#### [Extracted information]
========================================================================

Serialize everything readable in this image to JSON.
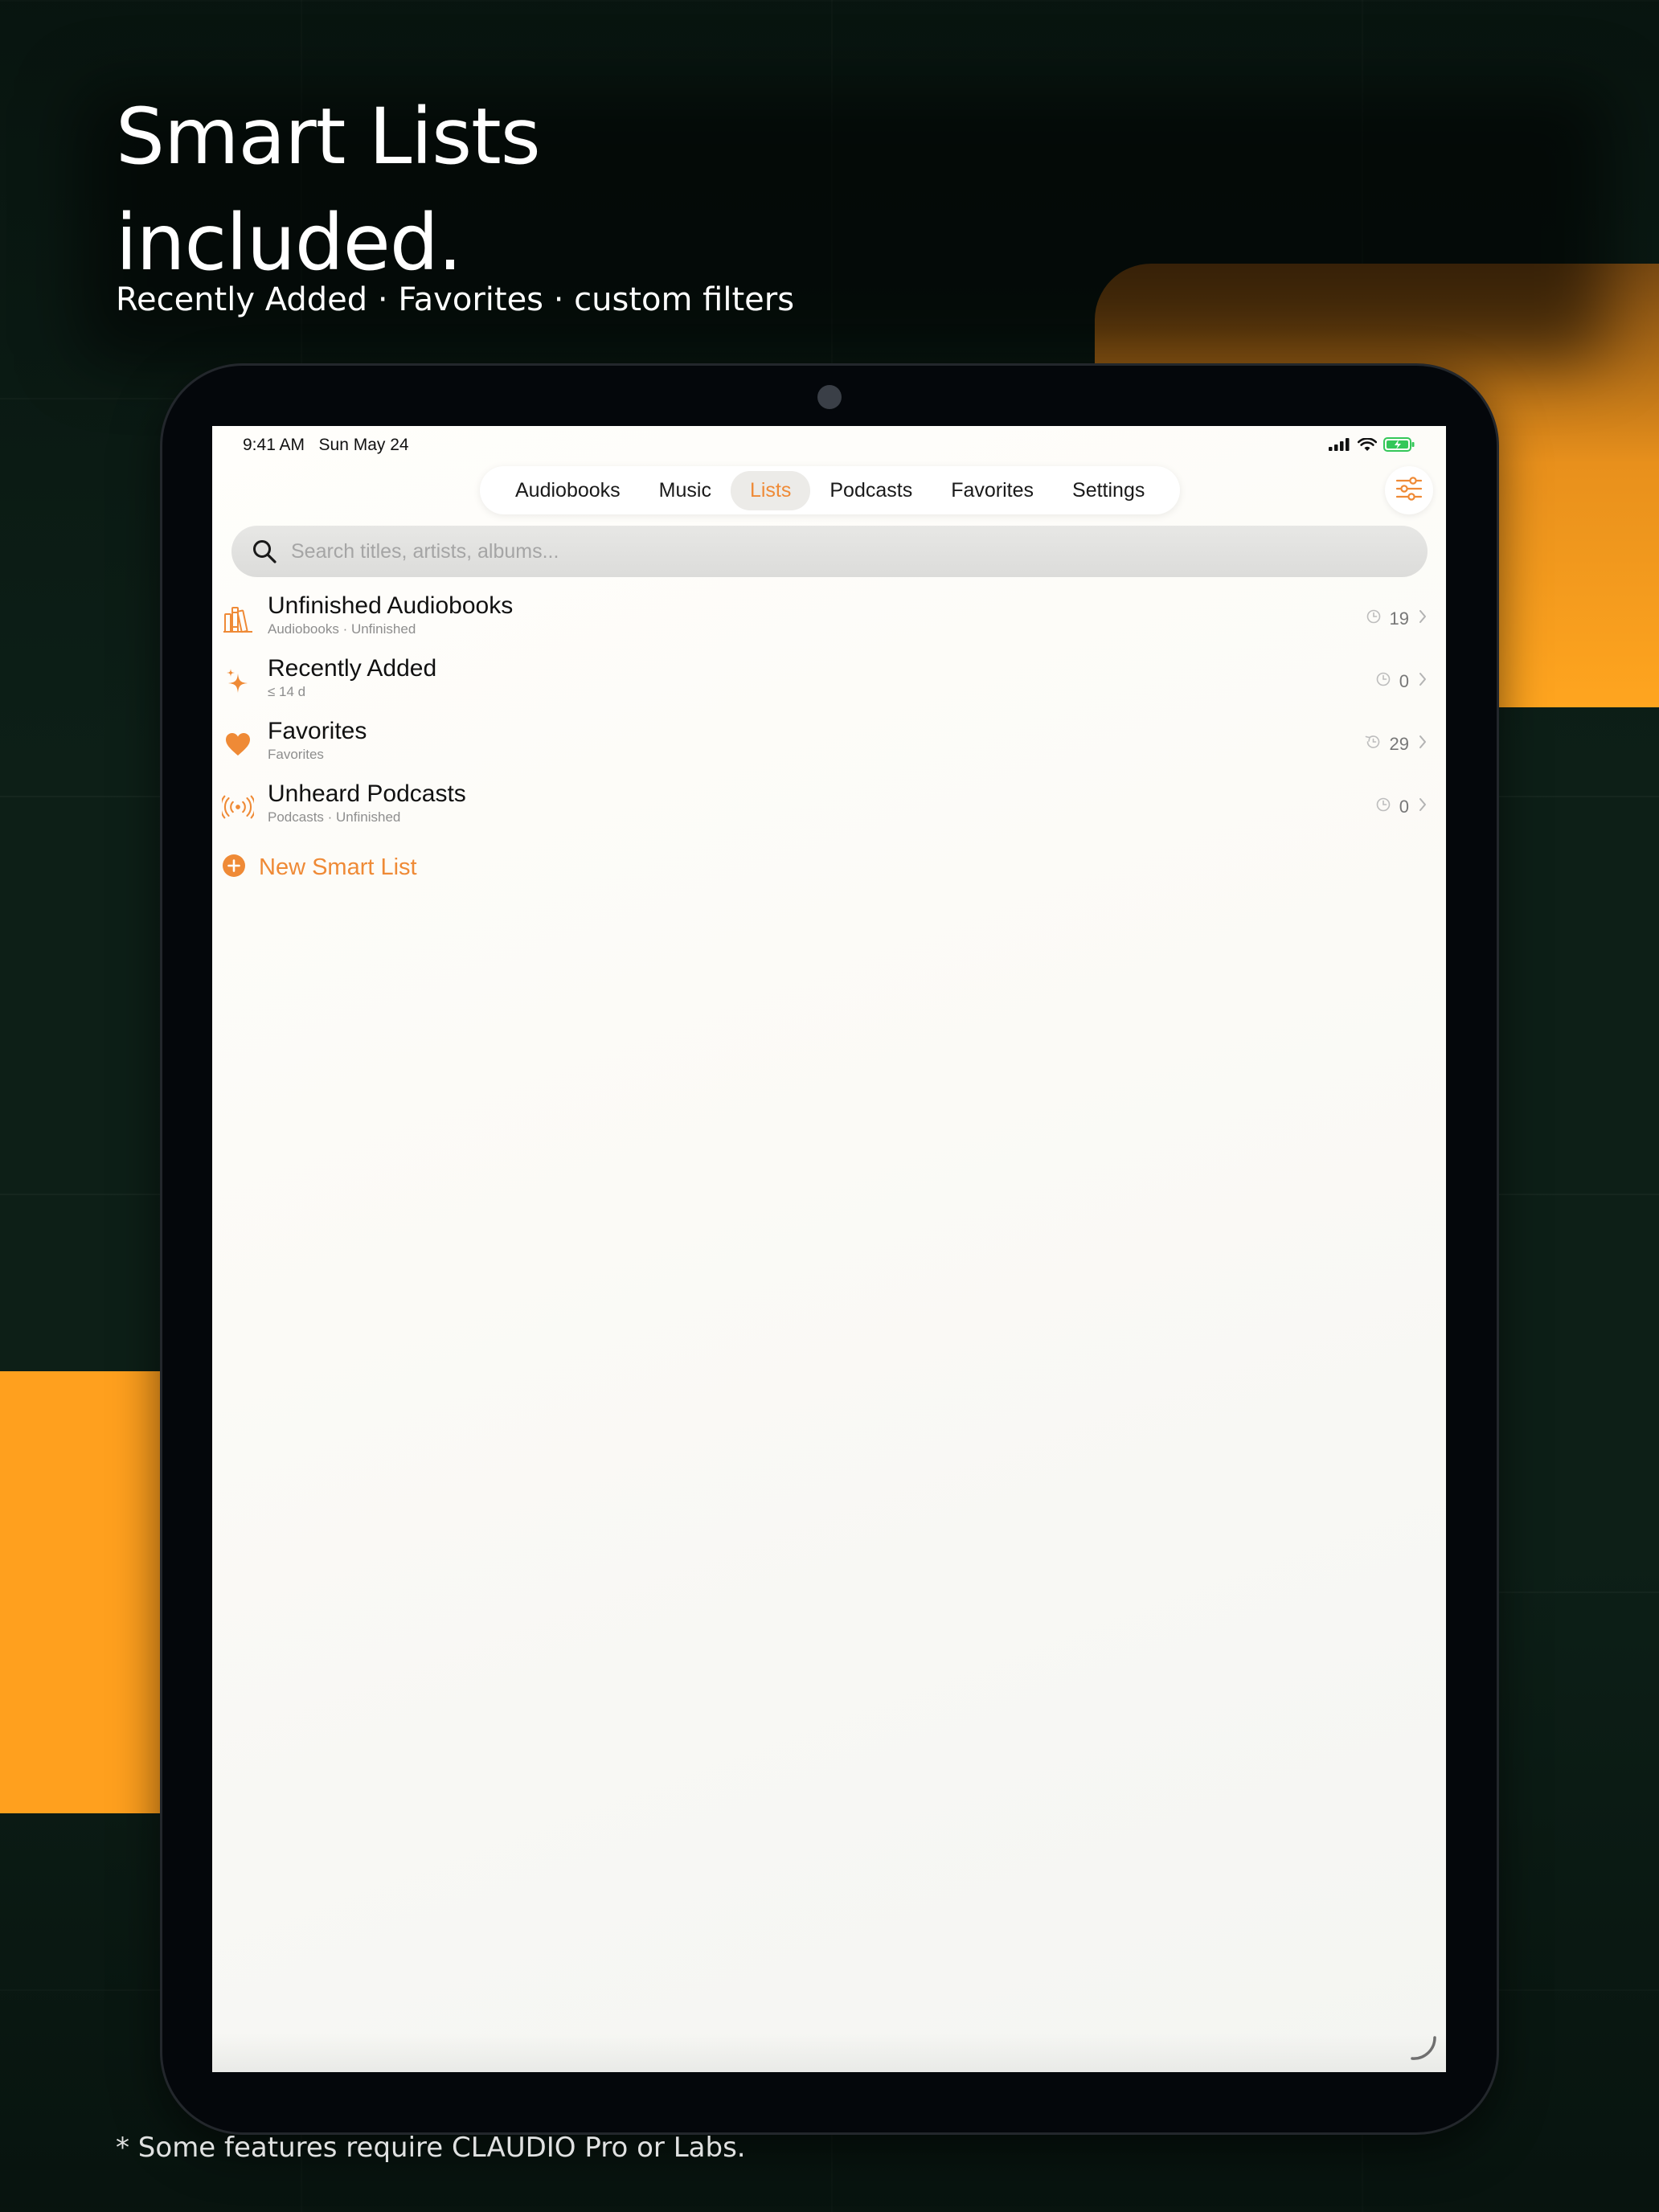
{
  "headline": {
    "line1": "Smart Lists",
    "line2": "included.",
    "subtitle": "Recently Added · Favorites · custom filters"
  },
  "footnote": "* Some features require CLAUDIO Pro or Labs.",
  "status_bar": {
    "time_date": "9:41 AM   Sun May 24"
  },
  "tabs": [
    {
      "label": "Audiobooks",
      "active": false
    },
    {
      "label": "Music",
      "active": false
    },
    {
      "label": "Lists",
      "active": true
    },
    {
      "label": "Podcasts",
      "active": false
    },
    {
      "label": "Favorites",
      "active": false
    },
    {
      "label": "Settings",
      "active": false
    }
  ],
  "search": {
    "placeholder": "Search titles, artists, albums..."
  },
  "lists": [
    {
      "title": "Unfinished Audiobooks",
      "subtitle": "Audiobooks · Unfinished",
      "count": "19",
      "icon": "books-icon",
      "meta_icon": "clock-icon"
    },
    {
      "title": "Recently Added",
      "subtitle": "≤ 14 d",
      "count": "0",
      "icon": "sparkles-icon",
      "meta_icon": "clock-icon"
    },
    {
      "title": "Favorites",
      "subtitle": "Favorites",
      "count": "29",
      "icon": "heart-icon",
      "meta_icon": "history-icon"
    },
    {
      "title": "Unheard Podcasts",
      "subtitle": "Podcasts · Unfinished",
      "count": "0",
      "icon": "broadcast-icon",
      "meta_icon": "clock-icon"
    }
  ],
  "new_list_label": "New Smart List",
  "colors": {
    "accent": "#ef8a36",
    "background": "#0d1f17",
    "highlight_orange": "#ffa01e"
  }
}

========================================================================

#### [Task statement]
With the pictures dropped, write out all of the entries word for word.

#### [Reply]
Serialize everything readable in this image to JSON.
{
  "headline": {
    "line1": "Smart Lists",
    "line2": "included.",
    "subtitle": "Recently Added · Favorites · custom filters"
  },
  "footnote": "* Some features require CLAUDIO Pro or Labs.",
  "status_bar": {
    "time_date": "9:41 AM   Sun May 24"
  },
  "tabs": [
    {
      "label": "Audiobooks",
      "active": false
    },
    {
      "label": "Music",
      "active": false
    },
    {
      "label": "Lists",
      "active": true
    },
    {
      "label": "Podcasts",
      "active": false
    },
    {
      "label": "Favorites",
      "active": false
    },
    {
      "label": "Settings",
      "active": false
    }
  ],
  "search": {
    "placeholder": "Search titles, artists, albums..."
  },
  "lists": [
    {
      "title": "Unfinished Audiobooks",
      "subtitle": "Audiobooks · Unfinished",
      "count": "19",
      "icon": "books-icon",
      "meta_icon": "clock-icon"
    },
    {
      "title": "Recently Added",
      "subtitle": "≤ 14 d",
      "count": "0",
      "icon": "sparkles-icon",
      "meta_icon": "clock-icon"
    },
    {
      "title": "Favorites",
      "subtitle": "Favorites",
      "count": "29",
      "icon": "heart-icon",
      "meta_icon": "history-icon"
    },
    {
      "title": "Unheard Podcasts",
      "subtitle": "Podcasts · Unfinished",
      "count": "0",
      "icon": "broadcast-icon",
      "meta_icon": "clock-icon"
    }
  ],
  "new_list_label": "New Smart List",
  "colors": {
    "accent": "#ef8a36",
    "background": "#0d1f17",
    "highlight_orange": "#ffa01e"
  }
}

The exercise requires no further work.